> **REQUIREMENT**
Each entry should be returned exactly as written, with no pictures carried over.

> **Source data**
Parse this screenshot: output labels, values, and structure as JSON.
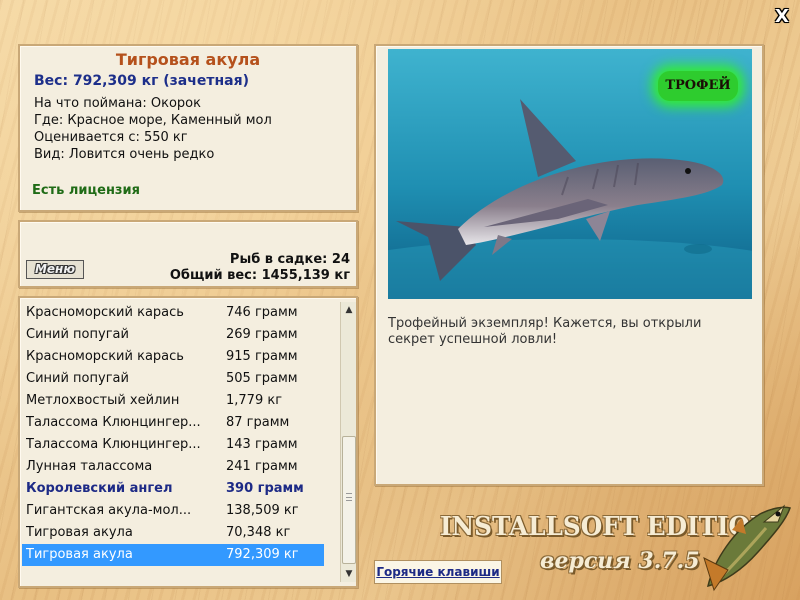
{
  "window": {
    "close_label": "X"
  },
  "fish": {
    "name": "Тигровая акула",
    "weight": "Вес: 792,309 кг (зачетная)",
    "bait": "На что поймана: Окорок",
    "location": "Где: Красное море, Каменный мол",
    "valued_from": "Оценивается с: 550 кг",
    "species": "Вид: Ловится очень редко",
    "license": "Есть лицензия"
  },
  "stats": {
    "menu_label": "Меню",
    "fish_in_keepnet": "Рыб в садке: 24",
    "total_weight": "Общий вес: 1455,139 кг"
  },
  "catch_list": [
    {
      "name": "Красноморский карась",
      "weight": "746 грамм",
      "style": "normal"
    },
    {
      "name": "Синий попугай",
      "weight": "269 грамм",
      "style": "normal"
    },
    {
      "name": "Красноморский карась",
      "weight": "915 грамм",
      "style": "normal"
    },
    {
      "name": "Синий попугай",
      "weight": "505 грамм",
      "style": "normal"
    },
    {
      "name": "Метлохвостый хейлин",
      "weight": "1,779 кг",
      "style": "normal"
    },
    {
      "name": "Талассома Клюнцингер...",
      "weight": "87 грамм",
      "style": "normal"
    },
    {
      "name": "Талассома Клюнцингер...",
      "weight": "143 грамм",
      "style": "normal"
    },
    {
      "name": "Лунная талассома",
      "weight": "241 грамм",
      "style": "normal"
    },
    {
      "name": "Королевский ангел",
      "weight": "390 грамм",
      "style": "bold"
    },
    {
      "name": "Гигантская акула-мол...",
      "weight": "138,509 кг",
      "style": "normal"
    },
    {
      "name": "Тигровая акула",
      "weight": "70,348 кг",
      "style": "normal"
    },
    {
      "name": "Тигровая акула",
      "weight": "792,309 кг",
      "style": "selected"
    }
  ],
  "scrollbar": {
    "up_icon": "▲",
    "down_icon": "▼"
  },
  "photo": {
    "trophy_badge": "ТРОФЕЙ",
    "caption": "Трофейный экземпляр! Кажется, вы открыли секрет успешной ловли!"
  },
  "footer": {
    "hotkeys_label": "Горячие клавиши",
    "brand": "INSTALLSOFT EDITION",
    "version": "версия 3.7.5"
  },
  "colors": {
    "title": "#b5511c",
    "weight": "#1d2f8a",
    "license": "#1f6b16",
    "selection": "#3399ff",
    "water": "#1f8fb2"
  }
}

> **COMPLETED TASK**
Parse this screenshot: output labels, values, and structure as JSON.
{
  "window": {
    "close_label": "X"
  },
  "fish": {
    "name": "Тигровая акула",
    "weight": "Вес: 792,309 кг (зачетная)",
    "bait": "На что поймана: Окорок",
    "location": "Где: Красное море, Каменный мол",
    "valued_from": "Оценивается с: 550 кг",
    "species": "Вид: Ловится очень редко",
    "license": "Есть лицензия"
  },
  "stats": {
    "menu_label": "Меню",
    "fish_in_keepnet": "Рыб в садке: 24",
    "total_weight": "Общий вес: 1455,139 кг"
  },
  "catch_list": [
    {
      "name": "Красноморский карась",
      "weight": "746 грамм",
      "style": "normal"
    },
    {
      "name": "Синий попугай",
      "weight": "269 грамм",
      "style": "normal"
    },
    {
      "name": "Красноморский карась",
      "weight": "915 грамм",
      "style": "normal"
    },
    {
      "name": "Синий попугай",
      "weight": "505 грамм",
      "style": "normal"
    },
    {
      "name": "Метлохвостый хейлин",
      "weight": "1,779 кг",
      "style": "normal"
    },
    {
      "name": "Талассома Клюнцингер...",
      "weight": "87 грамм",
      "style": "normal"
    },
    {
      "name": "Талассома Клюнцингер...",
      "weight": "143 грамм",
      "style": "normal"
    },
    {
      "name": "Лунная талассома",
      "weight": "241 грамм",
      "style": "normal"
    },
    {
      "name": "Королевский ангел",
      "weight": "390 грамм",
      "style": "bold"
    },
    {
      "name": "Гигантская акула-мол...",
      "weight": "138,509 кг",
      "style": "normal"
    },
    {
      "name": "Тигровая акула",
      "weight": "70,348 кг",
      "style": "normal"
    },
    {
      "name": "Тигровая акула",
      "weight": "792,309 кг",
      "style": "selected"
    }
  ],
  "scrollbar": {
    "up_icon": "▲",
    "down_icon": "▼"
  },
  "photo": {
    "trophy_badge": "ТРОФЕЙ",
    "caption": "Трофейный экземпляр! Кажется, вы открыли секрет успешной ловли!"
  },
  "footer": {
    "hotkeys_label": "Горячие клавиши",
    "brand": "INSTALLSOFT EDITION",
    "version": "версия 3.7.5"
  },
  "colors": {
    "title": "#b5511c",
    "weight": "#1d2f8a",
    "license": "#1f6b16",
    "selection": "#3399ff",
    "water": "#1f8fb2"
  }
}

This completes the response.